Authors: Gallicchio L,  Moore LE,  Stevens VL,  Ahn J,  Albanes D,  Hartmuller V,  Setiawan VW,  Helzlsouer KJ,  Yang G,  Xiang YB,  Shu XO,  Snyder K,  Weinstein SJ,  Yu K,  Zeleniuch-Jacquotte A,  Zheng W,  Cai Q,  Campbell DS,  Chen Y,  Chow WH,  Horst RL,  Kolonel LN,  McCullough ML,  Purdue MP,  Koenig KL
Journal: Am J Epidemiol
Date: 2010 Jul 1
Branches: OEEB, NEB, BB, IIB
PubMed ID: 20562187
PMC ID: PMC2892538
Abstract: Although the kidney is a major organ for vitamin D metabolism, activity, and calcium-related homeostasis, little is known about whether this nutrient plays a role in the development or the inhibition of kidney cancer. To address this gap in knowledge, the authors examined the association between circulating 25-hydroxyvitamin D (25(OH)D) and kidney cancer within a large, nested case-control study developed as part of the Cohort Consortium Vitamin D Pooling Project of Rarer Cancers. Concentrations of 25(OH)D were measured from 775 kidney cancer cases and 775 age-, sex-, race-, and season-matched controls from 8 prospective cohort studies. Overall, neither low nor high concentrations of circulating 25(OH)D were significantly associated with kidney cancer risk.
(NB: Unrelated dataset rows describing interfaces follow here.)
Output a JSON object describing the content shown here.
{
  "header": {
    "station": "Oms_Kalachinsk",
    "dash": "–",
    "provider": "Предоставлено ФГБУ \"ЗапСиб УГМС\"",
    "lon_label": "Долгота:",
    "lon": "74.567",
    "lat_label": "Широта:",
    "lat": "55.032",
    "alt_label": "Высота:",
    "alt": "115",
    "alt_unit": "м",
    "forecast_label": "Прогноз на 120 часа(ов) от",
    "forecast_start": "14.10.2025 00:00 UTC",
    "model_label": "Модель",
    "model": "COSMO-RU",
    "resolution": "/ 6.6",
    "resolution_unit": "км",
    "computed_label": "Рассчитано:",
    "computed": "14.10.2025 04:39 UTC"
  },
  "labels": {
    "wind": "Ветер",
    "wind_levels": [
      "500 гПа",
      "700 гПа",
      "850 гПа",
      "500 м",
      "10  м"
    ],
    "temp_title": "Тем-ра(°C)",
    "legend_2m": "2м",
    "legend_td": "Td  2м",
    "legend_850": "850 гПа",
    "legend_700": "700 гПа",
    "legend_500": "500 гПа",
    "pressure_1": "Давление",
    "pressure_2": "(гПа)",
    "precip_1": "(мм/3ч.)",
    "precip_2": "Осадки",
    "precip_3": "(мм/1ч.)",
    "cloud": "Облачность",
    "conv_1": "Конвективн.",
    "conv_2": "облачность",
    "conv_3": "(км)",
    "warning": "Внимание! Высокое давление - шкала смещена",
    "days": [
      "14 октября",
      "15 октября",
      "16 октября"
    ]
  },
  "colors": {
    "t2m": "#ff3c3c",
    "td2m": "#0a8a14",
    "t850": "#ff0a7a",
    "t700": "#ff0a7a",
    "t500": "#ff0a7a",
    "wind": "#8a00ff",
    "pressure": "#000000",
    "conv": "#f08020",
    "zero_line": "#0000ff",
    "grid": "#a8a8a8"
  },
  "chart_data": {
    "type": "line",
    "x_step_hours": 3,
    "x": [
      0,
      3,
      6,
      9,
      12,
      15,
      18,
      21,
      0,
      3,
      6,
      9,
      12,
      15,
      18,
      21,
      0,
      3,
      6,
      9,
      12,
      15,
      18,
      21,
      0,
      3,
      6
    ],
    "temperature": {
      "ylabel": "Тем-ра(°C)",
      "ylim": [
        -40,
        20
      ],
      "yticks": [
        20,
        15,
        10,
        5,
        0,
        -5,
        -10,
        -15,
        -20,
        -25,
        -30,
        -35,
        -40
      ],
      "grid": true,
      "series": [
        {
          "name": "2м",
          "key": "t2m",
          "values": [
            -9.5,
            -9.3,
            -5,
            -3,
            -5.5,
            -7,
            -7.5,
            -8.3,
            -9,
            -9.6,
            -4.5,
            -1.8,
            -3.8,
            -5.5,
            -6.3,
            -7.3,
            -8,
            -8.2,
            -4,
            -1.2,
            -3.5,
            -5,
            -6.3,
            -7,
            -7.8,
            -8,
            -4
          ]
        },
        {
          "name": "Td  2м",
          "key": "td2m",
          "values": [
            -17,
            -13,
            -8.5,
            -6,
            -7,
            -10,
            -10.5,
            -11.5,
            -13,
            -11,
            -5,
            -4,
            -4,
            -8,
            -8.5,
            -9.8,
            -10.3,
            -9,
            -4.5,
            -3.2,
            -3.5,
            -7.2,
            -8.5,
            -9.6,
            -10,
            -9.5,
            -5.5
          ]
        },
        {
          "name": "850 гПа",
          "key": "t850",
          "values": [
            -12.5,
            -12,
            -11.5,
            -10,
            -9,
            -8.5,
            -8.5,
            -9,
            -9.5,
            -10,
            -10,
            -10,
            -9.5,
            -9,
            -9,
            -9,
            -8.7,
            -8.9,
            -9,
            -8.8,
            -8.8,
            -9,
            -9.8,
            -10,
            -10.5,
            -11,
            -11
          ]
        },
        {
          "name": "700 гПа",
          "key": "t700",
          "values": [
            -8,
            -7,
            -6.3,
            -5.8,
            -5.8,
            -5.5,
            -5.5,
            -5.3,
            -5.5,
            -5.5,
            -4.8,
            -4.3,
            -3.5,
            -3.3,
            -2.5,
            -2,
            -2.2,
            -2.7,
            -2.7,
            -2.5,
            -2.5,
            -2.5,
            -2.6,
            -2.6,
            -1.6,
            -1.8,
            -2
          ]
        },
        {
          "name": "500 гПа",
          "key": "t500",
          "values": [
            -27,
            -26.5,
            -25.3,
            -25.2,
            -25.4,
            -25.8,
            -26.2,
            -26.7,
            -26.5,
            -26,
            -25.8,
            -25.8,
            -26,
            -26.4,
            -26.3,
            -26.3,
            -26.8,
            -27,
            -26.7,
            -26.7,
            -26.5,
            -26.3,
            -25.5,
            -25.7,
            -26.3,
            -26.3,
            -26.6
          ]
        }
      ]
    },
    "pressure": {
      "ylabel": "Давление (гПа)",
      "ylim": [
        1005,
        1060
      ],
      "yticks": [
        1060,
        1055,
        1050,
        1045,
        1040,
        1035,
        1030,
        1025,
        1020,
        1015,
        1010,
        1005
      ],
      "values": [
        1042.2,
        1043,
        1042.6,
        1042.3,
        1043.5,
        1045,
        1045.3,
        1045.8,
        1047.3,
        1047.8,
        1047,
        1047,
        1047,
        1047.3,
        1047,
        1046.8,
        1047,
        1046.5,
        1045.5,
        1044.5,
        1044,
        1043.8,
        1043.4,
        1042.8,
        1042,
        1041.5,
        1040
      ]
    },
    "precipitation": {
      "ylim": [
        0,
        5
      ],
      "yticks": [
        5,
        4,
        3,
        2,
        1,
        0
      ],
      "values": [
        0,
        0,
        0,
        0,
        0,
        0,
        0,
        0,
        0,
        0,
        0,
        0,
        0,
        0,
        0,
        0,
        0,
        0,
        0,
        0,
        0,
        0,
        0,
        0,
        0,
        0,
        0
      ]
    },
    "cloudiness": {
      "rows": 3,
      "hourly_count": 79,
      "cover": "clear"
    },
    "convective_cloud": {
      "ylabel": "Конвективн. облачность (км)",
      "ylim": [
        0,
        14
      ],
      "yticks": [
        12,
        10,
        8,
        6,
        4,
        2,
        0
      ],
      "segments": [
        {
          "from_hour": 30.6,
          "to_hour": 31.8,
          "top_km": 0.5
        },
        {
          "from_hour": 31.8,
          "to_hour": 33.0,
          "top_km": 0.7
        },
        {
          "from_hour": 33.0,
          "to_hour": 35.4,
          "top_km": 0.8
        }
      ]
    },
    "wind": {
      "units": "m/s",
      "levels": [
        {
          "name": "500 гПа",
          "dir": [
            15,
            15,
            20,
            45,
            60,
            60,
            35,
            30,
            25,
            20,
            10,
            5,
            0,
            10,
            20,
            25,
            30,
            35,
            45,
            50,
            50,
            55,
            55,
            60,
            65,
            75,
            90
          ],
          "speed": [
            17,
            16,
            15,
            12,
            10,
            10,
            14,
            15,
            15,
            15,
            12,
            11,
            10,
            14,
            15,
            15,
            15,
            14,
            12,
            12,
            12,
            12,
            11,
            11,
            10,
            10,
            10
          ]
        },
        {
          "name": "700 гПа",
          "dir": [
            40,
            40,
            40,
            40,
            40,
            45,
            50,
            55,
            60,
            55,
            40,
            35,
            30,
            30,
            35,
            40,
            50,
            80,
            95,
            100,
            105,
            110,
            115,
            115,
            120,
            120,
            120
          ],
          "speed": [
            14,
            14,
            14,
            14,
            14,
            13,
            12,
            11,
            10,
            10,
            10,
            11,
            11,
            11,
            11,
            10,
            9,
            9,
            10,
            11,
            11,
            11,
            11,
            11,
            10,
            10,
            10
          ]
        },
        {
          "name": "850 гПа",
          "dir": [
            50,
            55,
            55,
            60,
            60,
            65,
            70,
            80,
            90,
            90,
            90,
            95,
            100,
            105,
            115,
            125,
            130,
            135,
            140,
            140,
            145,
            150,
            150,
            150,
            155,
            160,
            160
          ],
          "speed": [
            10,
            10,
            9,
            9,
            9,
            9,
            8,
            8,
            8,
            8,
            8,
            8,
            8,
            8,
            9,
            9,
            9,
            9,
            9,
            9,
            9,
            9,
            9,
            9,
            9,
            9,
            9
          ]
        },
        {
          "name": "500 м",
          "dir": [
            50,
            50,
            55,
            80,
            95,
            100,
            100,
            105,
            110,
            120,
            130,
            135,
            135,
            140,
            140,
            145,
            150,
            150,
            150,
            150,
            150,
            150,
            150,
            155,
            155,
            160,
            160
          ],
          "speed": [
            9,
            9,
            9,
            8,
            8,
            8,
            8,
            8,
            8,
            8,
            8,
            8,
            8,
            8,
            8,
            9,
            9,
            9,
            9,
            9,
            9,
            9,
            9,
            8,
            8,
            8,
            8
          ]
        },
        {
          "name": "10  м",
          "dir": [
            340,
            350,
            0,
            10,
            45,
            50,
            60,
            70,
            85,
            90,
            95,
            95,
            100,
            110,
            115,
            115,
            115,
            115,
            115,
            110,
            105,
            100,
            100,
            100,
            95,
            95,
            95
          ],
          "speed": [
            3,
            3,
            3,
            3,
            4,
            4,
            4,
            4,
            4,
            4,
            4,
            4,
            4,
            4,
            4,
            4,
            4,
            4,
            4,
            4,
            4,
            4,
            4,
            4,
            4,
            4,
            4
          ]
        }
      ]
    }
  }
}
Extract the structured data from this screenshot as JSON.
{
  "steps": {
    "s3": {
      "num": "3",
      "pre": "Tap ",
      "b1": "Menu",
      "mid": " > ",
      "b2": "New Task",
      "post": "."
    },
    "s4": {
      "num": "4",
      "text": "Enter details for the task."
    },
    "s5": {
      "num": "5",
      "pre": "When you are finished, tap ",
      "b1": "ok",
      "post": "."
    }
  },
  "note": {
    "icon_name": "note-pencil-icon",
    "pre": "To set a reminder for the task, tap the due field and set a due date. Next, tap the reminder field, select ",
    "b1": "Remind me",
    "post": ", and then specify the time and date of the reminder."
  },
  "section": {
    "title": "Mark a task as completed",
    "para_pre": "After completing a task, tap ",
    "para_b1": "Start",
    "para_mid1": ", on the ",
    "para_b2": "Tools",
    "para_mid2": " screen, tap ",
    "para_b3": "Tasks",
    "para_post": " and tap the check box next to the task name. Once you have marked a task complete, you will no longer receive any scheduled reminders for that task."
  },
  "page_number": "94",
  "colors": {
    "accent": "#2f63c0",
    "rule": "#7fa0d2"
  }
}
Although the data showed a statistically significant decreased risk for females (odds ratio = 0.31, 95% confidence interval: 0.12, 0.85) with 25(OH)D concentrations of > or =75 nmol/L, the linear trend was not statistically significant and the number of cases in this category was small (n = 14). The findings from this consortium-based study do not support the hypothesis that vitamin D is inversely associated with the risk of kidney cancer overall or with renal cell carcinoma specifically.